The average American consumes 18 pounds of bacon each year – about as much as one pig can provide. But we don’t consume enough ham, pork chops, and loin to balance the demand for this all-American breakfast favorite, especially for low-volume pork farmers. Large-scale operations that sell to the commodities market can sell the whole carcass, whereas small-scale producers often sell individual cuts directly to the consumer. A principle known in the industry as “carcass balancing” alleviates demand inefficiencies and can be applied to all livestock.

Choice cuts, such as filet mignon and rack of lamb, are usually more desirable than lamb sirloin or blade steak. How do farmers meet this demand for prime cuts without wasting the rest? New awareness and trends are helping recover precious nutrients that often go unused - think bone broth and nose-to-tail cuisine. The small farmer still struggles to satisfy consumer demand without wasting valuable product. We, the consumers, can each play a significant role toward ensuring the success and sustainability of small farmers.
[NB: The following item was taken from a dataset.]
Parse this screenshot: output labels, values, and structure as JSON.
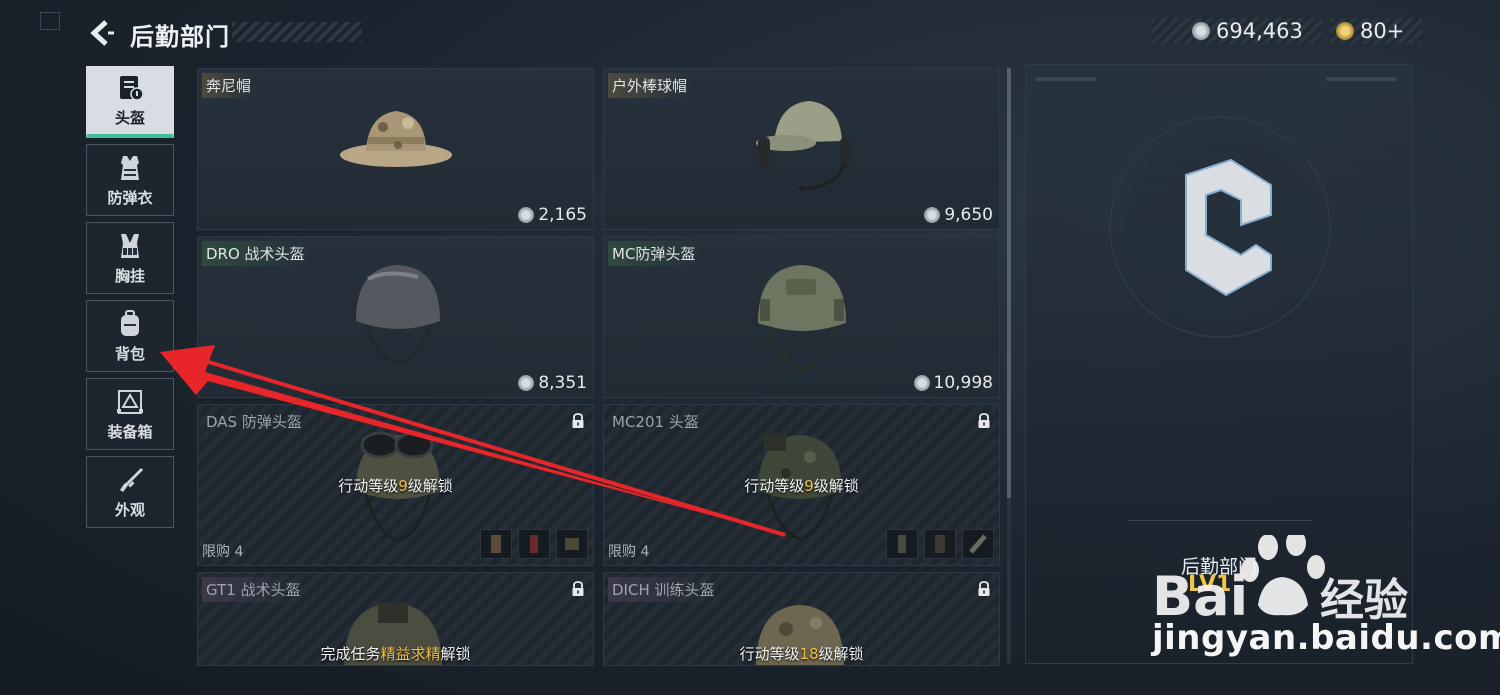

Smart, intentional purchasing from local and regional ranchers and farmers might mean stepping a bit out of your comfort zone – both in food markets and the kitchen. Get creative and prepare a delicious lamb “steak” from a sirloin cut, or marinate a beef blade steak and stir-fry it with fresh vegetables. Instead of the popular boneless, skinless chicken breasts, households get far greater value from whole chickens. The meat can be used for tacos and salads, while the bones can be turned into a broth for soups.
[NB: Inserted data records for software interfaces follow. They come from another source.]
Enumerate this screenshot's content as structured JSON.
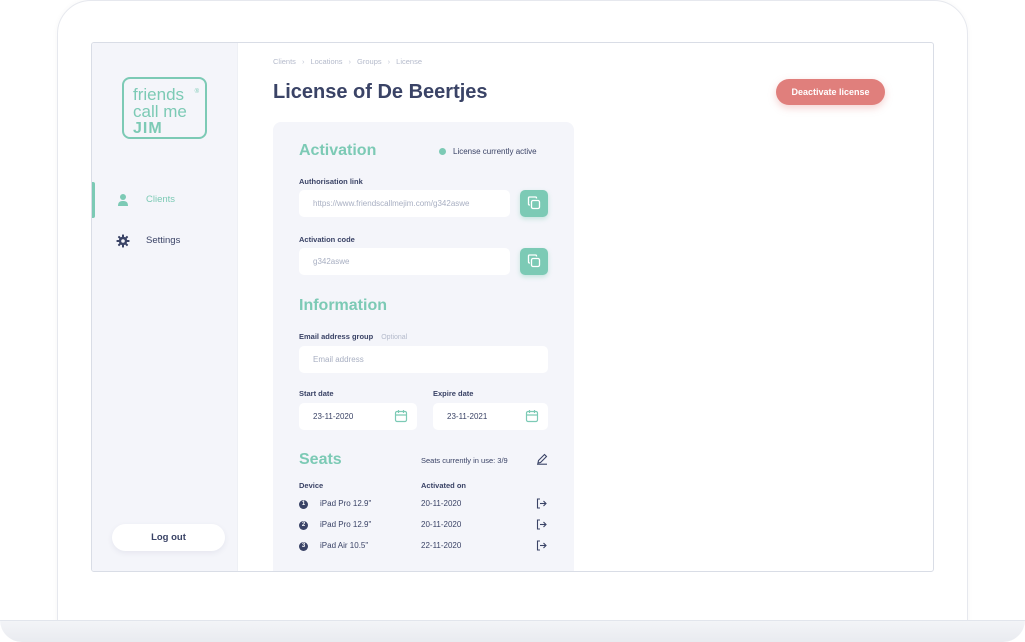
{
  "logo": {
    "line1": "friends",
    "line2": "call me",
    "line3": "JIM",
    "reg": "®"
  },
  "sidebar": {
    "items": [
      {
        "label": "Clients",
        "icon": "user-icon",
        "active": true
      },
      {
        "label": "Settings",
        "icon": "gear-icon",
        "active": false
      }
    ],
    "logout_label": "Log out"
  },
  "breadcrumb": [
    "Clients",
    "Locations",
    "Groups",
    "License"
  ],
  "page": {
    "title": "License of De Beertjes",
    "deactivate_label": "Deactivate license"
  },
  "activation": {
    "title": "Activation",
    "status": "License currently active",
    "auth_link_label": "Authorisation link",
    "auth_link_value": "https://www.friendscallmejim.com/g342aswe",
    "code_label": "Activation code",
    "code_value": "g342aswe"
  },
  "information": {
    "title": "Information",
    "email_label": "Email address group",
    "email_optional": "Optional",
    "email_placeholder": "Email address",
    "start_label": "Start date",
    "start_value": "23-11-2020",
    "expire_label": "Expire date",
    "expire_value": "23-11-2021"
  },
  "seats": {
    "title": "Seats",
    "in_use": "Seats currently in use: 3/9",
    "col_device": "Device",
    "col_activated": "Activated on",
    "rows": [
      {
        "num": "1",
        "device": "iPad Pro 12.9\"",
        "date": "20-11-2020"
      },
      {
        "num": "2",
        "device": "iPad Pro 12.9\"",
        "date": "20-11-2020"
      },
      {
        "num": "3",
        "device": "iPad Air 10.5\"",
        "date": "22-11-2020"
      }
    ]
  },
  "colors": {
    "accent": "#7ccab5",
    "danger": "#e07f7c",
    "text": "#3a4366",
    "panel": "#f4f5fa"
  }
}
Conscientious sourcing of your meat proteins helps our farmers balance their carcasses and their budgets. Using these strategies in the kitchen can help lower the cost of sourcing high-quality local protein while supporting our local farmers.

Amy Mattias

Amy is passionate about regenerative agriculture, knowing where her food comes from, and growing community resilience.